Sunday, October 13, 2013

Words, Not (Just) Deeds

I've just been watching an EWTN programme called The New Evangelization, featuring Scott Hahn and Ralph Martin, two American theologians. They were talking about Pope Paul VI's encyclical Evangelii Nuntiandi, which, though it did not use the phrase "New Evangelization, was really the genesis of the idea. (Watching it, I learned something interesting about Pope Paul; it was him, and not John Paul II, who was the first Pope to make pastoral visits to other continents. Indeed, this is why he took the name "Paul", which had not been used by a Pope for centuries.)

The show included a discussion about the oft-quoted words of St. Francis of Assisi (although he probably never spoke them): "Proclaim the Gospel ceaselessly. If necessary, use words." This is often used as a justification for not proclaiming our Faith.

The two theologians explained pretty succinctly why this is a cop-out, by making three points.

First point: Few of us are so holy that the mere witness of our lives is an effective form of evangelization.

Second point: St. Francis himself was a preacher, despite the deep holiness of his life. The same is true of Our Lord.

Third point: Pope Paul dismissed this idea in the encyclical they were discussing. He wrote:
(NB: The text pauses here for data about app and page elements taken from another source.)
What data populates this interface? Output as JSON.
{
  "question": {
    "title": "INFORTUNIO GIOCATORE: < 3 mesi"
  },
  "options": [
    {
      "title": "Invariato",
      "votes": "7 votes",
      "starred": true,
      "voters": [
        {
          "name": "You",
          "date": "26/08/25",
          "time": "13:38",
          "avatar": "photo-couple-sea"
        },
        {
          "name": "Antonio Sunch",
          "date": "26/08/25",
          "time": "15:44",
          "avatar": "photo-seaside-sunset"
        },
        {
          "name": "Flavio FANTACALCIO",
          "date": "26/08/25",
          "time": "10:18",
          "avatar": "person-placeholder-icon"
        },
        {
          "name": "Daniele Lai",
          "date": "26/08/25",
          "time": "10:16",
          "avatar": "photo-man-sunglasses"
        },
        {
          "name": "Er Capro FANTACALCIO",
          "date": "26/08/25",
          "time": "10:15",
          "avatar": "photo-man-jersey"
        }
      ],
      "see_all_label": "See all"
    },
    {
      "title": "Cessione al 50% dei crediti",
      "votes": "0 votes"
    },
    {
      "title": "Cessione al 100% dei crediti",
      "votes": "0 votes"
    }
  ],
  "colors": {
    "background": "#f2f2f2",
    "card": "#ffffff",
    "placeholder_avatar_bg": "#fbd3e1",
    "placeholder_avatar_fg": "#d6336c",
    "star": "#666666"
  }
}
...even the finest witness will prove ineffective in the long run if it is not explained, justified-- what Peter called always having "your answer ready for people who ask you the reason for the hope that you all have"-- and made explicit by a clear and unequivocal proclamation of the Lord Jesus. The Good News proclaimed by the witness of life sooner or later has to be proclaimed by the word of life. There is no true evangelization if the name, the teaching, the life, the promises, the kingdom and the mystery of Jesus of Nazareth, the Son of God are not proclaimed. The history of the Church, from the discourse of Peter on the morning of Pentecost onwards, has been intermingled and identified with the history of this proclamation. At every new phase of human history, the Church, constantly gripped by the desire to evangelize, has but one preoccupation: whom to send to proclaim the mystery of Jesus? In what way is this mystery to be proclaimed? How can one ensure that it will resound and reach all those who should hear it?

So there it is.
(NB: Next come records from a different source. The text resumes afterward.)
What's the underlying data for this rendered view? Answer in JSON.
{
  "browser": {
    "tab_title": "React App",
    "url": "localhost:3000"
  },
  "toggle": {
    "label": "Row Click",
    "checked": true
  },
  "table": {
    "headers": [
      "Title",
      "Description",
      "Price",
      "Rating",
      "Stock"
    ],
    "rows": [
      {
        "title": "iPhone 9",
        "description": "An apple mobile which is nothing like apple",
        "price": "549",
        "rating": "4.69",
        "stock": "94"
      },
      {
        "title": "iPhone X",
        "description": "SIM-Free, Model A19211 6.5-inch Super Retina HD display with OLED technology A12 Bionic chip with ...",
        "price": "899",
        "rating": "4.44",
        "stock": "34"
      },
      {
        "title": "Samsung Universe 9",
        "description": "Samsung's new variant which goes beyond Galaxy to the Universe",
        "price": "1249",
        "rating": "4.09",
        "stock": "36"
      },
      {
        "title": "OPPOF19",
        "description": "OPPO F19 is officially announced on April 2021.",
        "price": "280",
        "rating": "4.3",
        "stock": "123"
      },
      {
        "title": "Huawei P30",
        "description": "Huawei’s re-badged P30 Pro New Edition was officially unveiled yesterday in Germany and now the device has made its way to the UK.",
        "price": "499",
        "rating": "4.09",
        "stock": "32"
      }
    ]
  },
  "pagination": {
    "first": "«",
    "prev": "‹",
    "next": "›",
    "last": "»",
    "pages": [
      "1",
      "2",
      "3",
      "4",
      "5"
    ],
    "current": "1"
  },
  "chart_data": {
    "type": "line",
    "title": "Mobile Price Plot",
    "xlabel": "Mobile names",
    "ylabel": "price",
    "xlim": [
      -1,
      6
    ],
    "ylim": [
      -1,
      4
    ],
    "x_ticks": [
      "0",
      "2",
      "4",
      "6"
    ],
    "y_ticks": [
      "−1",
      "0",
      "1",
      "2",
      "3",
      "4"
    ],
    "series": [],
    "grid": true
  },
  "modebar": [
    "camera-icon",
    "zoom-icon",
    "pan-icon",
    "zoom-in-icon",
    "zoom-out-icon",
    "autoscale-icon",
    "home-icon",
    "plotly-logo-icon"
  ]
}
I myself fall painfully short of this ideal. I am a very shy person in many ways and walking up to a stranger and addressing them about anything, never mind evangelizing them, is something I can hardly even imagine doing. Not that this is the only way to evangelize, of course. But I feel a boundless admiration for those who do it.
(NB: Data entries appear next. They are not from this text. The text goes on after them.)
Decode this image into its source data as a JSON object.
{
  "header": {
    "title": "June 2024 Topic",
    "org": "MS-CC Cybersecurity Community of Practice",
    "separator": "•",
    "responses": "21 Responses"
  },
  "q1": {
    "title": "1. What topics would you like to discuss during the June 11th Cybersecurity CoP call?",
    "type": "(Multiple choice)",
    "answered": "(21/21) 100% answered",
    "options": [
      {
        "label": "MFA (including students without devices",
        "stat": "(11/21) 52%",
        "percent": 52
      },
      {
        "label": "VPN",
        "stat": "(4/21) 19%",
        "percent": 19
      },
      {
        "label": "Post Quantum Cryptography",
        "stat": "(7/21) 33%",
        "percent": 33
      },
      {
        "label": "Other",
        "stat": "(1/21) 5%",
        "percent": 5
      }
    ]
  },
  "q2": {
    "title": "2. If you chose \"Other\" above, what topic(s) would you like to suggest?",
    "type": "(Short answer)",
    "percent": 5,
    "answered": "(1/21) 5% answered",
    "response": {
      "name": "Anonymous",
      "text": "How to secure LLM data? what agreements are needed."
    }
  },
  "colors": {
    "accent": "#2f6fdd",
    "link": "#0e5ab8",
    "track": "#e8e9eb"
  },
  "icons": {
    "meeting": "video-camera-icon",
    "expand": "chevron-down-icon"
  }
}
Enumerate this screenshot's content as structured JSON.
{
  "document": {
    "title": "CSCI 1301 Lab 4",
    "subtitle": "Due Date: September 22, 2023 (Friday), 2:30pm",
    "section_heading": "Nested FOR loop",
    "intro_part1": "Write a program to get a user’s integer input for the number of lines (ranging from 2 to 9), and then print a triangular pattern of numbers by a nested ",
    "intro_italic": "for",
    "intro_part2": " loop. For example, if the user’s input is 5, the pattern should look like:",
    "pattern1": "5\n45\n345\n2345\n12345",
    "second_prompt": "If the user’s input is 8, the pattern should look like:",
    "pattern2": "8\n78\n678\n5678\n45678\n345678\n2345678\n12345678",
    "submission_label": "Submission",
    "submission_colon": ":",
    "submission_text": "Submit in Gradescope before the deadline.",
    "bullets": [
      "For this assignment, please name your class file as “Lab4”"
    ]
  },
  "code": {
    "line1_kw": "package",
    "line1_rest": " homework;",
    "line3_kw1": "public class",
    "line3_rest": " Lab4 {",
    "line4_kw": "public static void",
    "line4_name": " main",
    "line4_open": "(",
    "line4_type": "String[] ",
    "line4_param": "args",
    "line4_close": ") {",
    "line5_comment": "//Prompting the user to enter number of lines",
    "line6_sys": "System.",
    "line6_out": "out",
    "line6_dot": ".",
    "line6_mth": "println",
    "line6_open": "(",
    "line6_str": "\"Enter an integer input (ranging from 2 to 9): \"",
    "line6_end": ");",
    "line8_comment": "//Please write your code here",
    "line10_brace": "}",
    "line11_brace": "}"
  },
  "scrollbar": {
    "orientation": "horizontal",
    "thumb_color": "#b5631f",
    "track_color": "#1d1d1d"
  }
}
I recall the time Michelle and myself visited King's Dominion, an amusement park in Virginia. I have many memories of that day, but the one that comes to me now is the time towards the end of the day when we were queuing to enter the "Eiffel Tower", a replica of the real Eiffel Tower. A young man, who seemed quite shy and awkward, approached us to ask us if we had Jesus in our lives, or something like that. I think he was a Jehovah's Witness. I almost wanted to hug him, I admired him so much for what he was doing, even if he was in thrall to a heresy.

We are so used to Christianity being "on the ropes" in our modern society, it's always refreshing to see Christians taking the initiative. I just wish it was Catholics doing it more often. I wish it was me doing it more often. And I pray I get better at it.

1 comment:

  1. It is the same with me. I am a bit of an introvert who can barely talk to people I don't know at all. Hopefully I will grow in courage.